*** Supplied material Section Begins ***
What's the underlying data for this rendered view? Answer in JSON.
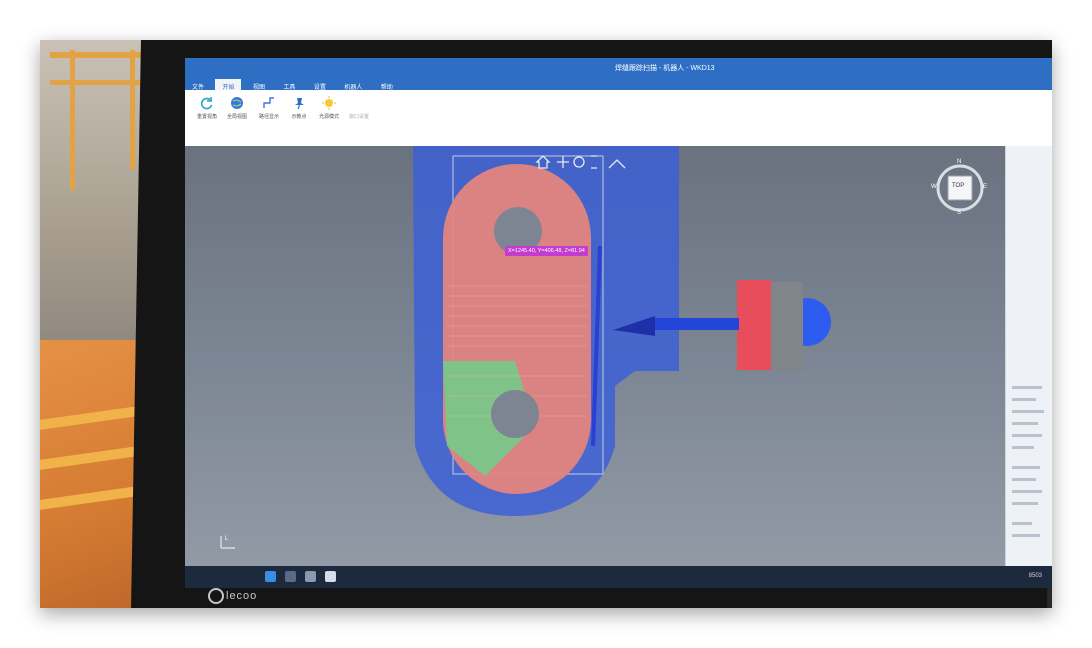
{
  "window": {
    "title": "焊缝跟踪扫描 - 机器人 - WKD13"
  },
  "menu_tabs": [
    "文件",
    "开始",
    "视图",
    "工具",
    "设置",
    "机器人",
    "帮助"
  ],
  "active_tab_index": 1,
  "ribbon": {
    "buttons": [
      {
        "label": "重置视角",
        "icon": "refresh-icon"
      },
      {
        "label": "全局视图",
        "icon": "globe-icon"
      },
      {
        "label": "路径显示",
        "icon": "path-icon"
      },
      {
        "label": "示教点",
        "icon": "pin-icon"
      },
      {
        "label": "光源模式",
        "icon": "light-icon"
      },
      {
        "label": "窗口设置",
        "icon": "settings-icon"
      }
    ]
  },
  "viewport": {
    "coordinate_readout": "X=1245.40, Y=406.48, Z=81.94",
    "view_cube_label": "TOP",
    "compass": [
      "N",
      "E",
      "S",
      "W"
    ],
    "axis_label": "L"
  },
  "taskbar": {
    "right_text": "8503"
  },
  "monitor": {
    "brand": "lecoo"
  },
  "colors": {
    "blue_overlay": "#3b5fd9",
    "scan_red": "#e8847c",
    "scan_green": "#6fcf8a",
    "tool_red": "#e84d5c",
    "tool_gray": "#7f8588",
    "readout_bg": "#c43bd0"
  }
}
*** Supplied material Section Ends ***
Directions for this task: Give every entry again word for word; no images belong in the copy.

Written reply:
What's the underlying data for this rendered view? Answer in JSON.
{
  "window": {
    "title": "焊缝跟踪扫描 - 机器人 - WKD13"
  },
  "menu_tabs": [
    "文件",
    "开始",
    "视图",
    "工具",
    "设置",
    "机器人",
    "帮助"
  ],
  "active_tab_index": 1,
  "ribbon": {
    "buttons": [
      {
        "label": "重置视角",
        "icon": "refresh-icon"
      },
      {
        "label": "全局视图",
        "icon": "globe-icon"
      },
      {
        "label": "路径显示",
        "icon": "path-icon"
      },
      {
        "label": "示教点",
        "icon": "pin-icon"
      },
      {
        "label": "光源模式",
        "icon": "light-icon"
      },
      {
        "label": "窗口设置",
        "icon": "settings-icon"
      }
    ]
  },
  "viewport": {
    "coordinate_readout": "X=1245.40, Y=406.48, Z=81.94",
    "view_cube_label": "TOP",
    "compass": [
      "N",
      "E",
      "S",
      "W"
    ],
    "axis_label": "L"
  },
  "taskbar": {
    "right_text": "8503"
  },
  "monitor": {
    "brand": "lecoo"
  },
  "colors": {
    "blue_overlay": "#3b5fd9",
    "scan_red": "#e8847c",
    "scan_green": "#6fcf8a",
    "tool_red": "#e84d5c",
    "tool_gray": "#7f8588",
    "readout_bg": "#c43bd0"
  }
}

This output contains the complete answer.